Citation: Sanghavi K, Feero WG, Mathews DJH, Prince AER, Price LL, Liu ET, Brothers KB, Roberts JS and Lee C (2021) Employees’ Views and Ethical, Legal, and Social Implications Assessment of Voluntary Workplace Genomic Testing. Front.

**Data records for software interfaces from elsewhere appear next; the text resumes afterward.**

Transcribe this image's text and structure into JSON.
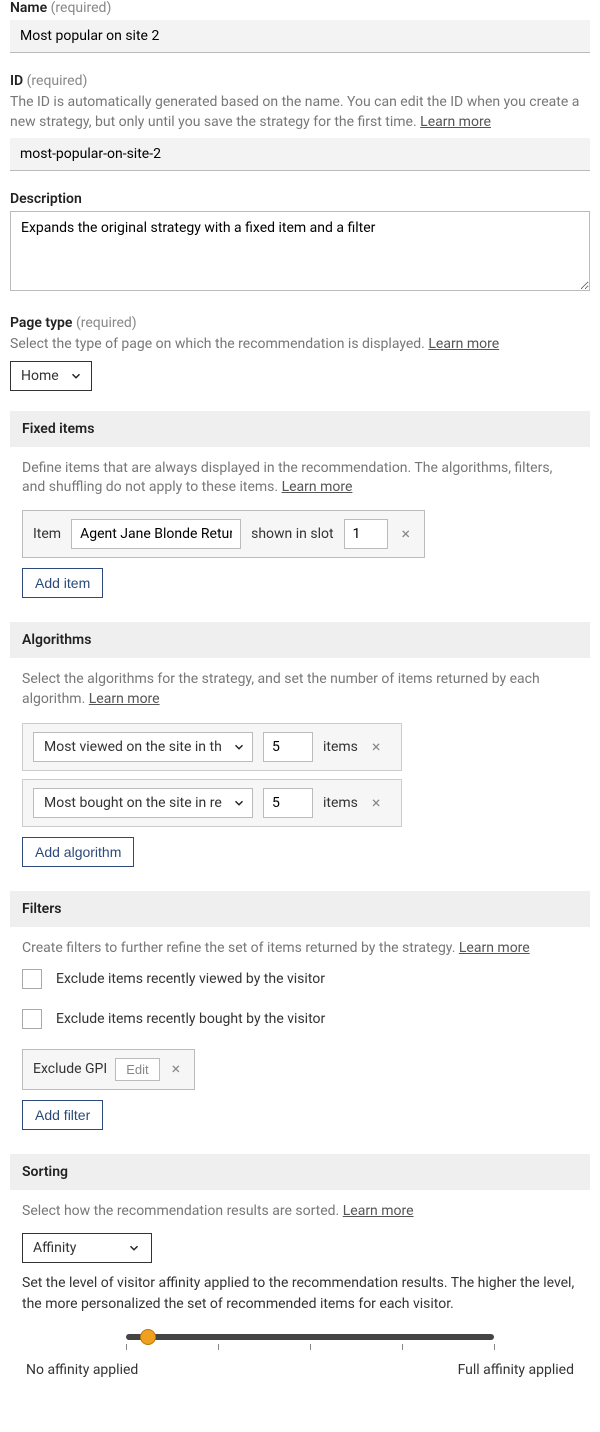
{
  "required_suffix": "(required)",
  "learn_more": "Learn more",
  "name": {
    "label": "Name",
    "value": "Most popular on site 2"
  },
  "id": {
    "label": "ID",
    "help": "The ID is automatically generated based on the name. You can edit the ID when you create a new strategy, but only until you save the strategy for the first time.",
    "value": "most-popular-on-site-2"
  },
  "description": {
    "label": "Description",
    "value": "Expands the original strategy with a fixed item and a filter"
  },
  "page_type": {
    "label": "Page type",
    "help": "Select the type of page on which the recommendation is displayed.",
    "value": "Home"
  },
  "fixed_items": {
    "header": "Fixed items",
    "help": "Define items that are always displayed in the recommendation. The algorithms, filters, and shuffling do not apply to these items.",
    "item_label": "Item",
    "item_value": "Agent Jane Blonde Returns",
    "slot_label": "shown in slot",
    "slot_value": "1",
    "add_btn": "Add item"
  },
  "algorithms": {
    "header": "Algorithms",
    "help": "Select the algorithms for the strategy, and set the number of items returned by each algorithm.",
    "items_label": "items",
    "rows": [
      {
        "name": "Most viewed on the site in the past...",
        "count": "5"
      },
      {
        "name": "Most bought on the site in recent...",
        "count": "5"
      }
    ],
    "add_btn": "Add algorithm"
  },
  "filters": {
    "header": "Filters",
    "help": "Create filters to further refine the set of items returned by the strategy.",
    "checkboxes": [
      "Exclude items recently viewed by the visitor",
      "Exclude items recently bought by the visitor"
    ],
    "chip_label": "Exclude GPI",
    "edit_btn": "Edit",
    "add_btn": "Add filter"
  },
  "sorting": {
    "header": "Sorting",
    "help": "Select how the recommendation results are sorted.",
    "value": "Affinity",
    "affinity_help": "Set the level of visitor affinity applied to the recommendation results. The higher the level, the more personalized the set of recommended items for each visitor.",
    "slider": {
      "value_pct": 6,
      "ticks": [
        0,
        25,
        50,
        75,
        100
      ],
      "left_label": "No affinity applied",
      "right_label": "Full affinity applied"
    }
  }
}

Genet. 12:643304. doi: 10.3389/fgene.2021.643304
Received: 17 December 2020; Accepted: 25 February 2021;
Published: 17 March 2021.
Edited by:Go Yoshizawa, Kwansei Gakuin University, Japan
Reviewed by:Danya Vears, KU Leuven, Belgium
Jonathan D. Moreno, University of Pennsylvania, United States
Jane Tiller, Monash University, Australia
Patricia Deverka, Deverka Consulting, LLC, United States
Jessica Roberts, University of Houston, United States
Copyright © 2021 Sanghavi, Feero, Mathews, Prince, Price, Liu, Brothers, Roberts and Lee. This is an open-access article distributed under the terms of the Creative Commons Attribution License (CC BY). The use, distribution or reproduction in other forums is permitted, provided the original author(s) and the copyright owner(s) are credited and that the original publication in this journal is cited, in accordance with accepted academic practice. No use, distribution or reproduction is permitted which does not comply with these terms.
*Correspondence: Kunal Sanghavi, email@example.com
†These authors share senior authorship